- [Assignment] Your answer must be an exact repetition of every record.

[Dataset rows for apps and sites]
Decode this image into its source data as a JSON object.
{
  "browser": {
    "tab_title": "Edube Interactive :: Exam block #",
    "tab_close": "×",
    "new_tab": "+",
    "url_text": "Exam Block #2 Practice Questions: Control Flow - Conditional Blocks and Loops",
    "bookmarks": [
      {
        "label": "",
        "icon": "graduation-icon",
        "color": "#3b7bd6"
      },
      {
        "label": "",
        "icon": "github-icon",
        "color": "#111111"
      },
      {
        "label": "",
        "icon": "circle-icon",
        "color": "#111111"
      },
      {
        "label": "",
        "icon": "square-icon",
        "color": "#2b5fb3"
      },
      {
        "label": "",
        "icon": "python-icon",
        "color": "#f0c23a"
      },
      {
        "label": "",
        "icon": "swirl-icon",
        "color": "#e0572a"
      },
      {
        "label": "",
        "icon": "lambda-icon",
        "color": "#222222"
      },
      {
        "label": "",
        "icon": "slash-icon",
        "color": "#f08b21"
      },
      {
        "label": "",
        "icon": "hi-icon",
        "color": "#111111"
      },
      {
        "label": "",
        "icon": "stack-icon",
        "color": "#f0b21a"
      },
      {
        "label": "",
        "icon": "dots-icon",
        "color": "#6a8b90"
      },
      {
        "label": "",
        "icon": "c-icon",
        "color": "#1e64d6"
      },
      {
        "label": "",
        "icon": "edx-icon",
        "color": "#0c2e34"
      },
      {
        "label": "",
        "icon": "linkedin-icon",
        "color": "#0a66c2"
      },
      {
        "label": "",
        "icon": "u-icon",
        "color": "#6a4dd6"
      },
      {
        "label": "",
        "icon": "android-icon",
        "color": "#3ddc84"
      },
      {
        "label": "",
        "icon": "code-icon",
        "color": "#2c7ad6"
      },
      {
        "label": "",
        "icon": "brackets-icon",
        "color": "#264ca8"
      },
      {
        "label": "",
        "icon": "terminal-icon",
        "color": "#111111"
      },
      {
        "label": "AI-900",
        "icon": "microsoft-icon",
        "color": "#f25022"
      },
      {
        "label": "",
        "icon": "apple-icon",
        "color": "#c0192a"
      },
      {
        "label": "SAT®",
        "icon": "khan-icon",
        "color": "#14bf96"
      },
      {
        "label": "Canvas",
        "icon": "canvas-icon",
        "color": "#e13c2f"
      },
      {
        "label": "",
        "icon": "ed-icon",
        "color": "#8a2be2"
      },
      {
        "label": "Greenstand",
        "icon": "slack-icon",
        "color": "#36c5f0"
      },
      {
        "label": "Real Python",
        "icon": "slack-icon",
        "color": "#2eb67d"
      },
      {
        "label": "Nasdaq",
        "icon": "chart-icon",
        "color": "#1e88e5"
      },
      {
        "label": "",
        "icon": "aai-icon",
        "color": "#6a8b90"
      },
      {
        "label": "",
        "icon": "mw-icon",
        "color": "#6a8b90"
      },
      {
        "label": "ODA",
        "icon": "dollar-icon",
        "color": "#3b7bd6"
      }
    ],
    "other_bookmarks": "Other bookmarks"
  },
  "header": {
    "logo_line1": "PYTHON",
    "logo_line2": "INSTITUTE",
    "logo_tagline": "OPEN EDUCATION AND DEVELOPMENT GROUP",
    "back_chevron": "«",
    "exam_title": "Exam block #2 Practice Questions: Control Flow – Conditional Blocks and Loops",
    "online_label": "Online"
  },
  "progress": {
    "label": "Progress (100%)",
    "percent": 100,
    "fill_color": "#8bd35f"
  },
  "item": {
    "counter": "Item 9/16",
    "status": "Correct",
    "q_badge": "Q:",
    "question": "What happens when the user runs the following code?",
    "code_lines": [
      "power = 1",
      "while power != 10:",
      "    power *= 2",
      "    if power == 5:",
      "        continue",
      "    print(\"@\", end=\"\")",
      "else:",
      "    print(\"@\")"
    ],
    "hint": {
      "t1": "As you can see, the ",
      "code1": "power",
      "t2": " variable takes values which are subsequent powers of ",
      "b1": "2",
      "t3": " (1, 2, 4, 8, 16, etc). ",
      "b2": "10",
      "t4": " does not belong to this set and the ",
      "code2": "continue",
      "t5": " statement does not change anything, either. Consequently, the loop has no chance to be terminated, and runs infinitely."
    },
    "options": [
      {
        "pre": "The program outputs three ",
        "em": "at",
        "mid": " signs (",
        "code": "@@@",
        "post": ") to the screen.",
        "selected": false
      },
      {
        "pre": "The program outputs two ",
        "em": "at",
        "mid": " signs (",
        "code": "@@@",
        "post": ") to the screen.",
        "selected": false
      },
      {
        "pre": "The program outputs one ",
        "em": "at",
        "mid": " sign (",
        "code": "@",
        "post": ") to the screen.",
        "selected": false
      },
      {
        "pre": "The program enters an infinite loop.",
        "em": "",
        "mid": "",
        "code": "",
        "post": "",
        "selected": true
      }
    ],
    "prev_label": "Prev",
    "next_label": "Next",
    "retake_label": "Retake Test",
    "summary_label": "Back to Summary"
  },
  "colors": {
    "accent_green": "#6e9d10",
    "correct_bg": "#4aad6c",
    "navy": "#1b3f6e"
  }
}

- [Your response]
Decode this image into its source data as a JSON object.
{
  "browser": {
    "tab_title": "Edube Interactive :: Exam block #",
    "tab_close": "×",
    "new_tab": "+",
    "url_text": "Exam Block #2 Practice Questions: Control Flow - Conditional Blocks and Loops",
    "bookmarks": [
      {
        "label": "",
        "icon": "graduation-icon",
        "color": "#3b7bd6"
      },
      {
        "label": "",
        "icon": "github-icon",
        "color": "#111111"
      },
      {
        "label": "",
        "icon": "circle-icon",
        "color": "#111111"
      },
      {
        "label": "",
        "icon": "square-icon",
        "color": "#2b5fb3"
      },
      {
        "label": "",
        "icon": "python-icon",
        "color": "#f0c23a"
      },
      {
        "label": "",
        "icon": "swirl-icon",
        "color": "#e0572a"
      },
      {
        "label": "",
        "icon": "lambda-icon",
        "color": "#222222"
      },
      {
        "label": "",
        "icon": "slash-icon",
        "color": "#f08b21"
      },
      {
        "label": "",
        "icon": "hi-icon",
        "color": "#111111"
      },
      {
        "label": "",
        "icon": "stack-icon",
        "color": "#f0b21a"
      },
      {
        "label": "",
        "icon": "dots-icon",
        "color": "#6a8b90"
      },
      {
        "label": "",
        "icon": "c-icon",
        "color": "#1e64d6"
      },
      {
        "label": "",
        "icon": "edx-icon",
        "color": "#0c2e34"
      },
      {
        "label": "",
        "icon": "linkedin-icon",
        "color": "#0a66c2"
      },
      {
        "label": "",
        "icon": "u-icon",
        "color": "#6a4dd6"
      },
      {
        "label": "",
        "icon": "android-icon",
        "color": "#3ddc84"
      },
      {
        "label": "",
        "icon": "code-icon",
        "color": "#2c7ad6"
      },
      {
        "label": "",
        "icon": "brackets-icon",
        "color": "#264ca8"
      },
      {
        "label": "",
        "icon": "terminal-icon",
        "color": "#111111"
      },
      {
        "label": "AI-900",
        "icon": "microsoft-icon",
        "color": "#f25022"
      },
      {
        "label": "",
        "icon": "apple-icon",
        "color": "#c0192a"
      },
      {
        "label": "SAT®",
        "icon": "khan-icon",
        "color": "#14bf96"
      },
      {
        "label": "Canvas",
        "icon": "canvas-icon",
        "color": "#e13c2f"
      },
      {
        "label": "",
        "icon": "ed-icon",
        "color": "#8a2be2"
      },
      {
        "label": "Greenstand",
        "icon": "slack-icon",
        "color": "#36c5f0"
      },
      {
        "label": "Real Python",
        "icon": "slack-icon",
        "color": "#2eb67d"
      },
      {
        "label": "Nasdaq",
        "icon": "chart-icon",
        "color": "#1e88e5"
      },
      {
        "label": "",
        "icon": "aai-icon",
        "color": "#6a8b90"
      },
      {
        "label": "",
        "icon": "mw-icon",
        "color": "#6a8b90"
      },
      {
        "label": "ODA",
        "icon": "dollar-icon",
        "color": "#3b7bd6"
      }
    ],
    "other_bookmarks": "Other bookmarks"
  },
  "header": {
    "logo_line1": "PYTHON",
    "logo_line2": "INSTITUTE",
    "logo_tagline": "OPEN EDUCATION AND DEVELOPMENT GROUP",
    "back_chevron": "«",
    "exam_title": "Exam block #2 Practice Questions: Control Flow – Conditional Blocks and Loops",
    "online_label": "Online"
  },
  "progress": {
    "label": "Progress (100%)",
    "percent": 100,
    "fill_color": "#8bd35f"
  },
  "item": {
    "counter": "Item 9/16",
    "status": "Correct",
    "q_badge": "Q:",
    "question": "What happens when the user runs the following code?",
    "code_lines": [
      "power = 1",
      "while power != 10:",
      "    power *= 2",
      "    if power == 5:",
      "        continue",
      "    print(\"@\", end=\"\")",
      "else:",
      "    print(\"@\")"
    ],
    "hint": {
      "t1": "As you can see, the ",
      "code1": "power",
      "t2": " variable takes values which are subsequent powers of ",
      "b1": "2",
      "t3": " (1, 2, 4, 8, 16, etc). ",
      "b2": "10",
      "t4": " does not belong to this set and the ",
      "code2": "continue",
      "t5": " statement does not change anything, either. Consequently, the loop has no chance to be terminated, and runs infinitely."
    },
    "options": [
      {
        "pre": "The program outputs three ",
        "em": "at",
        "mid": " signs (",
        "code": "@@@",
        "post": ") to the screen.",
        "selected": false
      },
      {
        "pre": "The program outputs two ",
        "em": "at",
        "mid": " signs (",
        "code": "@@@",
        "post": ") to the screen.",
        "selected": false
      },
      {
        "pre": "The program outputs one ",
        "em": "at",
        "mid": " sign (",
        "code": "@",
        "post": ") to the screen.",
        "selected": false
      },
      {
        "pre": "The program enters an infinite loop.",
        "em": "",
        "mid": "",
        "code": "",
        "post": "",
        "selected": true
      }
    ],
    "prev_label": "Prev",
    "next_label": "Next",
    "retake_label": "Retake Test",
    "summary_label": "Back to Summary"
  },
  "colors": {
    "accent_green": "#6e9d10",
    "correct_bg": "#4aad6c",
    "navy": "#1b3f6e"
  }
}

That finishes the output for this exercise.